Legend of the Snow Maiden
      As in all things Russian, even legends are complicated! To begin, there are two legends of the Snowmaiden, or Snegurochka, as she is known in Russian. The first legend starts here:

A long time ago in the forests of Russia there lived a peasant by the name of Ivan with his wife, Maria. Although they loved each other very much and had many friends, they were unhappy because they had no children. One winter day, they watched the village children build a snowman. "Let's build a snowman, too!," said Ivan. And they proceeded to craft a pretty little maiden out of snow. Struck with their creation, Ivan said, "Little snowmaiden, speak to me." Maria exclaimed, "Yes, come to life so you can romp and play like the other children!" Before their very eyes, Snegurochka became a real girl. "I have come from the land of winter, ice and snow," said the little girl. She ran and hugged them. There was joyous singing, dancing and celebrating in the village that night. All that long Russian winter Snegurochka romped and played with the other children. Everyone loved her. She, Ivan and Maria were very happy.

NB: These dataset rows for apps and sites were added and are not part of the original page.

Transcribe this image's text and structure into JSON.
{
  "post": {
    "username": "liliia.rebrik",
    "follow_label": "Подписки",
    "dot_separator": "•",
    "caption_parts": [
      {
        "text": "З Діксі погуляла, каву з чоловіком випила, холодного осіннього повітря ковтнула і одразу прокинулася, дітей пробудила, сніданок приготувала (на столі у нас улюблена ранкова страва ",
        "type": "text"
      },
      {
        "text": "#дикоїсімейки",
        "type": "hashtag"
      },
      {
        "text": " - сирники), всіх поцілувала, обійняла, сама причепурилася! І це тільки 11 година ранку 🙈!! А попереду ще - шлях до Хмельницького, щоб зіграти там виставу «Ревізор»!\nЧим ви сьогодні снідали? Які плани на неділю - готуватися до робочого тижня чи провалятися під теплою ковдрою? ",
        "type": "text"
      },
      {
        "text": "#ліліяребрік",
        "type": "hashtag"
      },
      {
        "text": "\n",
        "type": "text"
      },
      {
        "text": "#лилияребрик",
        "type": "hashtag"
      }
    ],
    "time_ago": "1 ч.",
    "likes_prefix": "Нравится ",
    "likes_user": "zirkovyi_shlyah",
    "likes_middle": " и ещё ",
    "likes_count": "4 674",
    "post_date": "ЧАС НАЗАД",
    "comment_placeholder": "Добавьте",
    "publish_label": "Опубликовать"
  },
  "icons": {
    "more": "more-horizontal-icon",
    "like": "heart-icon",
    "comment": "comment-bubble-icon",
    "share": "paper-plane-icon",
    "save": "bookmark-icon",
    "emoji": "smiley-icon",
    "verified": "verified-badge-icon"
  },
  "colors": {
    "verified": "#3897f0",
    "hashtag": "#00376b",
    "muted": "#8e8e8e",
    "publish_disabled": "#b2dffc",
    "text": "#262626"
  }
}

Then one day, when the first signs of spring appeared, Snegurochka came to Ivan and Maria, and with tear-filled eyes told them that she must go away to the land of snow. They begged her to stay. Upset, Ivan shut the door to the hut so the snowmaiden couldn't leave, and Maria hugged her tight. But as she held the little girl, the child melted away. Ivan and Maria wept bitterly. 

All spring and summer they were lonely. Summer turned into fall and fall into winter and once again it was cold and icy outside. One night a familiar voice was heard. "Mother! Father! Open the door! The snow has brought me back once more!" Ivan threw open the door and Snegurochka ran into their arms. All that winter she lived with them and played with the other village children. But in the spring she had to go back to the land of snow, whence she had come. This time Ivan and Maria did not weep, knowing she would return once more when winter appeared on the land. And so it was that the snowmaiden brought warmth and joy to Ivan and Maria during the long, cold, Russian winter for many, many, many years.

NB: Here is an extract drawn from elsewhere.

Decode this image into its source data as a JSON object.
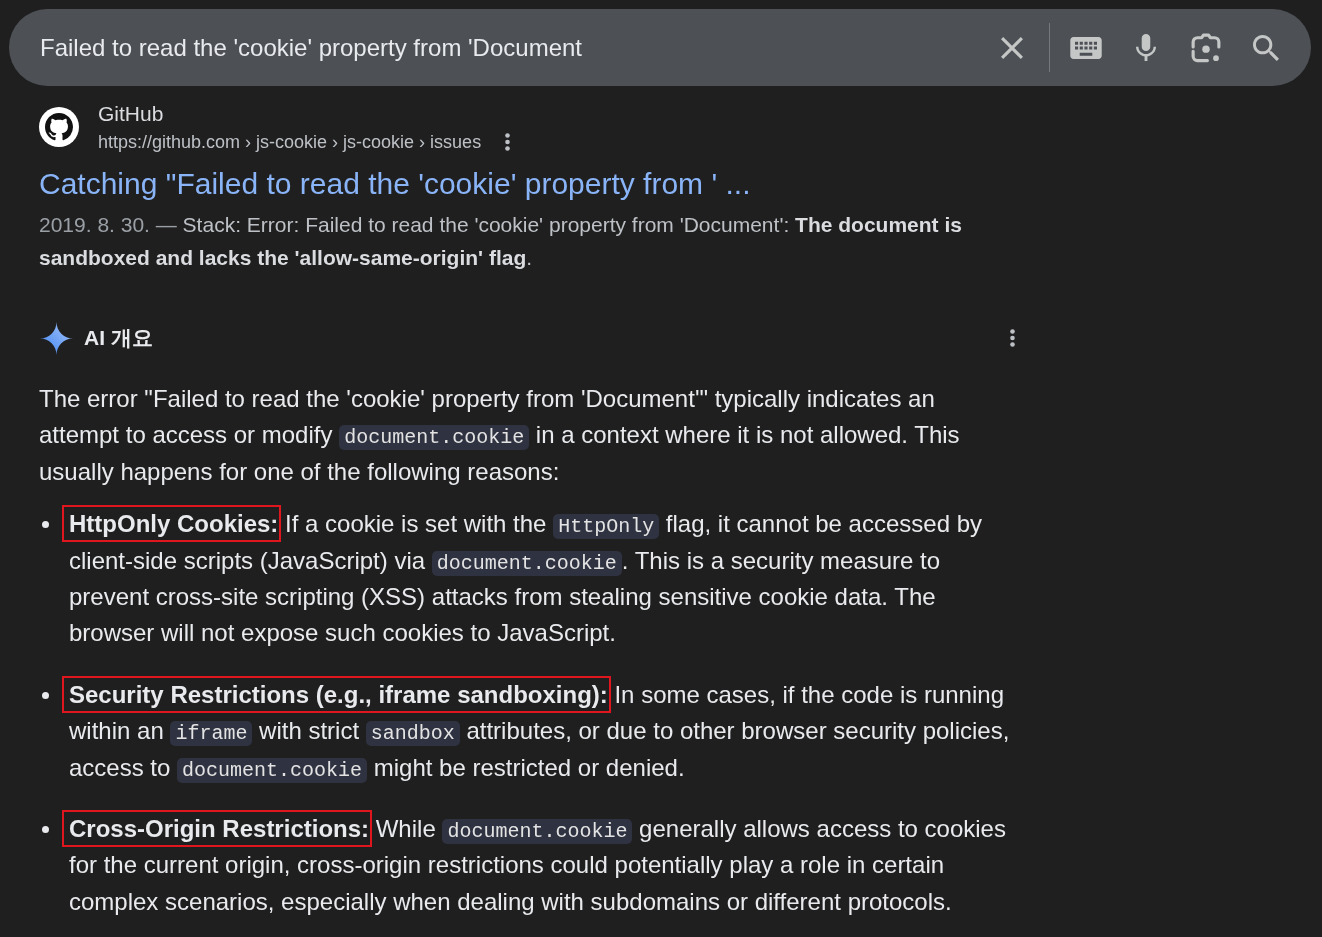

The second legend is very different from the one you just read. 

It is set in the Kingdom of Tsar Berendai and tells the tale of Fairy Spring and Mighty Winter, who in order to protect their young teen-age daugher Snegurochka from the deadly glance of Yarilo the Sun, hide her in a simple village. There she is left under the protection of the Spirit of the Woods. She falls under the musical spell of the village shepherd boy Lel but soon discovers that her love is unrequited. To further complicate things, Mizgir, a wealthy young man enters the scene. Just as he is to marry his betrothed, Coupava, Mizgir falls head-over-heels in love with Snegurochka, who is oblivious to him. Mizgir halts the wedding ceremony. Coupava becomes distressed and sets off to the palace of Tsar Berendai to complain and plead her case.

The Tsar, acting as judge, calls for Mizgir and Snegurochka to appear before him. When Snegurochka arrives, the Tsar, captivated by her beauty, explains to her that it is a sin not to love. The Tsar then hosts a lavish feast. Attending is Lel, who plays a beautiful song prompting the Tsar to grant him freedom to kiss any girl. He choses not to kiss Snegurochka, who has come to the realization that she loves Lel, who kisses Coupava instead. Watching the proceedings, Mizgir quickly confesses his love to Snegurochka. She, in turn, runs away, protected by the Wood Spirit, who then leads her back to her mother, Fairy Spring. Taking pity on her daughter and her need to love, Spring grants Mizgir a wedding to Snegurochka. But when Yarilo the Sun, shines on Snegurochka, she vanishes into a mist and disappears forever.